As Facebook’s Zuckerberg has voiced his plans to integrate three of the most popular social media messaging apps – Facebook Messenger, Instagram, and WhatsApp – into one platform, the U.S. regulators have decided to barge in and make the company reconsider the plan. The Federal Trade Commission (FTC) is about to ask the court to prohibit Facebook from moving ahead with its unifying plan.
And as the news broke out, Facebook’s shares closed 2.7% lower on Dec. 13 than on Dec. 12. The market has developed a fear that he FTC’s move might be a beginning to an end for Facebook’s ownership of Instagram and WhatsApp.
Facebook uniting Messenger, Instagram DM, and WhatsApp
In March 2019, Facebook’s Chief Executive Mark Zuckerberg revealed that he’s planning to unite the three messaging services into one platform. This will provide further convenience and interchangeability of data, as well as increased encryption which will prevent the company from accessing the users’ data.
With this new announcement, Zuckerberg shows just how important Instagram and WhatsApp are for Facebook’s growing customer base. Even the market has started to reflect this by reducing the company’s share prices.
The acquisition of the two social media platforms proved to be overly beneficial for the company. For instance, Instagram is a major revenue source with its ads, while WhatsApp is slowly starting to generate revenue of its own with its spiking user base of 1.5 billion people since 2014 when Facebook purchased the app.
Now, Facebook’s Messenger, Instagram DM, and WhatsApp are already interconnected in some areas: the users of either platform can easily connect their other accounts, making it easy to share content from one media to another; ads can also be generated on one single place that can then spread across Facebook, Instagram, and WhatsApp without too much fuss.
However, Zuckerberg aims at a higher integration where the users of Messenger can communicate with the users of, say, Instagram from their native ecosystems. This level of interconnection will allow end-to-end encryption to all three services. And this move is perceived as the company’s struggle to increase its coverage in the most profitable markets.
Possibility of court action
Even though the FTC is reportedly preparing to take things to court, it has not yet asked Facebook to stop its plans – at least temporarily.

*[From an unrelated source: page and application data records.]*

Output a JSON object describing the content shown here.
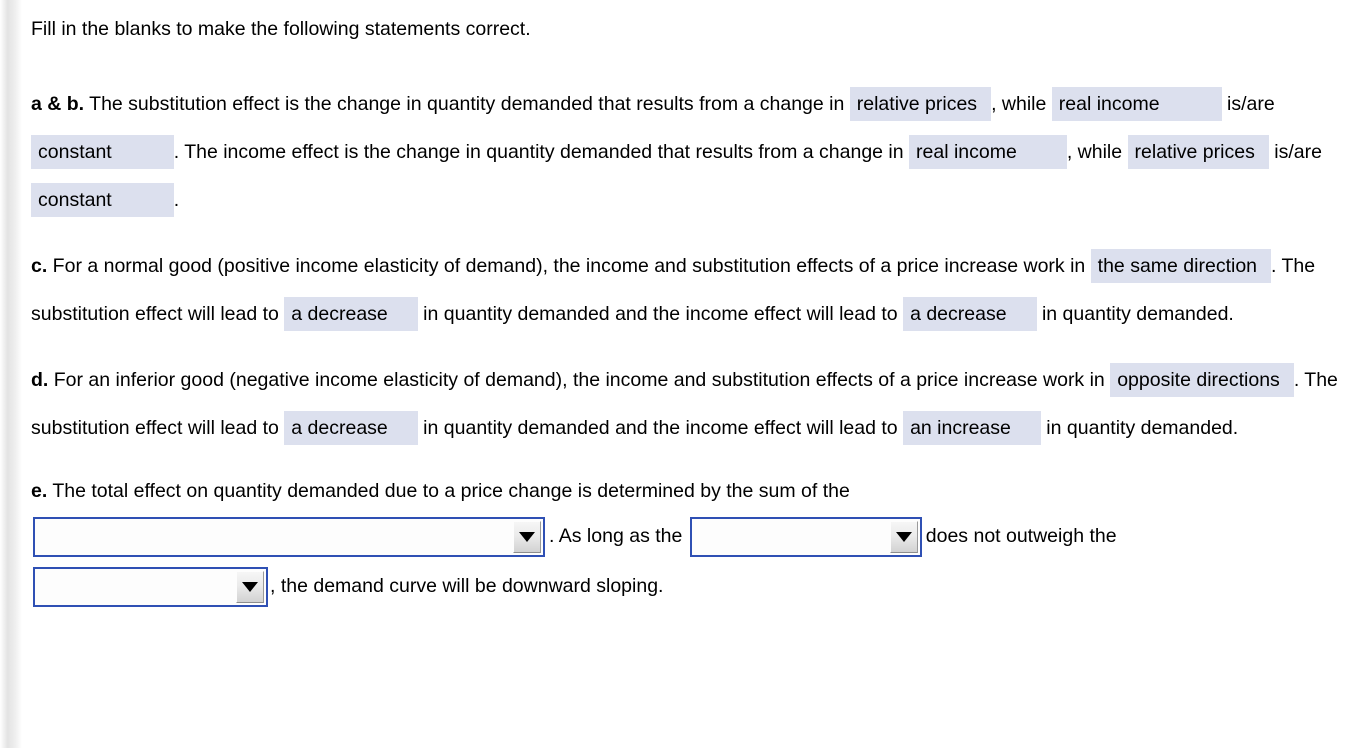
{
  "theme": {
    "blank_fill": "#dce0ee",
    "select_border": "#2f50b4",
    "text_color": "#000000",
    "page_background": "#ffffff"
  },
  "intro": {
    "text": "Fill in the blanks to make the following statements correct."
  },
  "items": [
    {
      "label": "a & b.",
      "segments": [
        {
          "type": "text",
          "value": " The substitution effect is the change in quantity demanded that results from a change in "
        },
        {
          "type": "blank",
          "value": "relative prices",
          "pad": "pad-sm"
        },
        {
          "type": "text",
          "value": ", while "
        },
        {
          "type": "blank",
          "value": "real income",
          "pad": "pad-xl"
        },
        {
          "type": "text",
          "value": " is/are "
        },
        {
          "type": "blank",
          "value": "constant",
          "pad": "pad-xl"
        },
        {
          "type": "text",
          "value": ". The income effect is the change in quantity demanded that results from a change in "
        },
        {
          "type": "blank",
          "value": "real income",
          "pad": "pad-lg"
        },
        {
          "type": "text",
          "value": ", while "
        },
        {
          "type": "blank",
          "value": "relative prices",
          "pad": "pad-sm"
        },
        {
          "type": "text",
          "value": " is/are "
        },
        {
          "type": "blank",
          "value": "constant",
          "pad": "pad-xl"
        },
        {
          "type": "text",
          "value": "."
        }
      ]
    },
    {
      "label": "c.",
      "segments": [
        {
          "type": "text",
          "value": " For a normal good (positive income elasticity of demand), the income and substitution effects of a price increase work in "
        },
        {
          "type": "blank",
          "value": "the same direction",
          "pad": "pad-sm"
        },
        {
          "type": "text",
          "value": ". The substitution effect will lead to "
        },
        {
          "type": "blank",
          "value": "a decrease",
          "pad": "pad-md"
        },
        {
          "type": "text",
          "value": " in quantity demanded and the income effect will lead to "
        },
        {
          "type": "blank",
          "value": "a decrease",
          "pad": "pad-md"
        },
        {
          "type": "text",
          "value": " in quantity demanded."
        }
      ]
    },
    {
      "label": "d.",
      "segments": [
        {
          "type": "text",
          "value": " For an inferior good (negative income elasticity of demand), the income and substitution effects of a price increase work in "
        },
        {
          "type": "blank",
          "value": "opposite directions",
          "pad": "pad-sm"
        },
        {
          "type": "text",
          "value": ". The substitution effect will lead to "
        },
        {
          "type": "blank",
          "value": "a decrease",
          "pad": "pad-md"
        },
        {
          "type": "text",
          "value": " in quantity demanded and the income effect will lead to "
        },
        {
          "type": "blank",
          "value": "an increase",
          "pad": "pad-md"
        },
        {
          "type": "text",
          "value": " in quantity demanded."
        }
      ]
    }
  ],
  "item_e": {
    "label": "e.",
    "lead_text": " The total effect on quantity demanded due to a price change is determined by the sum of the",
    "select_1": {
      "value": "",
      "placeholder": "",
      "arrow_icon": "chevron-down-icon"
    },
    "mid_text_1": ". As long as the",
    "select_2": {
      "value": "",
      "placeholder": "",
      "arrow_icon": "chevron-down-icon"
    },
    "mid_text_2": "does not outweigh the",
    "select_3": {
      "value": "",
      "placeholder": "",
      "arrow_icon": "chevron-down-icon"
    },
    "tail_text": ", the demand curve will be downward sloping."
  }
}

Usually, these types of unofficial notices precede the legal challenges and that’s probably what the Federal Trade Commission is preparing for. As the Wall Street Journal reports, the institution could be preparing an order for January.
But apart from this case, there are other antitrust charges and concerns against not just Facebook, but other giant companies as well. While Facebook is heavily criticized for its poor handling of the user data, privacy failures, and a reported bias in terms of U.S. politics, Google, Apple, and Amazon are, too, facing legal investigations by the Justice Department, as well as the Judiciary Committee of the House of Representatives.
As of now, Facebook has made no comments about the reports, neither has FTC provided any further explanations for its plans. And as the uncertainty persists, the market prices are expected to slip even lower.